Colin Moriarty, a prominent member of the games press, has resigned from the Kinda Funny media channel he co-founded less than a week after publishing a tweet widely regarded as sexist.
Moriarty, who founded Kinda Funny with three colleagues from IGN two years ago, announced his decision to resign, "effective immediately," in a Facebook post.
"This morning, the guys and I had a constructive conversation, and feel that, with our separate visions for the future and for the direction of the company, it's time to go our separate ways," Moriarty wrote, emphasising his "heavy heart and great sadness" at the choice. "I want to be clear that this was my decision. Just as we collaborated as friends, so too do we part."
Moriarty talked about his desire to "reconnect" with subjects closer to his heart, including politics, history, philosophy, and reading books - "talking about things I feel are most impactful and essential for a person like me." He also said that new "opportunities" already existed that would take him in that, "new, different, and exciting direction, a direction that I feel makes perfect sense for me."
However, Moriarty's post didn't refer to the delicate situation that preceded his resignation: a tweet, published on International Women's Day, that was criticised by observers and his peers and former colleagues.
Ah. Peace and quiet.#ADayWithoutAWoman— Colin Moriarty (@notaxation) March 8, 2017
She's actually in bed next to me, and thinks my blatantly obvious joke is funny. Because not all people are humorless sacks of shit. LOL. https://t.co/ctpxLu0YT8— Colin Moriarty (@notaxation) March 8, 2017
Gregg Miller, one of Moriarty's co-founders at Kinda Funny, issued a response the following day, in which he placed himself, "into the camp that believes the tweet was in poor taste."
"Was Colin's tweet a joke?

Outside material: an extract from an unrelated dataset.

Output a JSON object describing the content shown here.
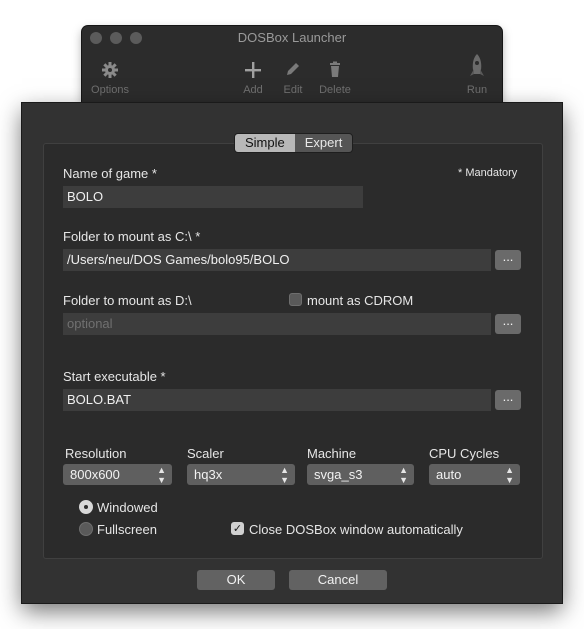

Sure, but that doesn't make it OK," Miller said in the statement, which you can read in full on Twitter. "Context is important... On Twitter (as I've learned so many times), there's no tone or contextual clues. The number of times I've said something only to see it interpreted a different way is enumerable. That happened here. I wish it hadn't. We're talking about this as a group."
One of the outcomes of that discussion was for Moriarty to pull out of Kinda Funny's commitments at PAX East; a decision that Miller claimed had come directly from Moriarty, who wanted the channel's fans to, "enjoy our panel without distractions."
Miller addressed Moriarty's departure on a Twitch livestream yesterday, as reported by Polygon. "We had a long conversation today," he said. "The long and short of it is, we've been moving in two directions for a long time. There's no hurt feelings; we're not mad at him, he's not mad at us. We're just going in two completely opposite directions in terms of what we want to do and that's OK."
"The tweet and the whole exchange last week, while upsetting, obviously, [Colin's resignation] is not because of that. That is a symptom, if not the most public expression, that there was something happening in terms of us growing apart."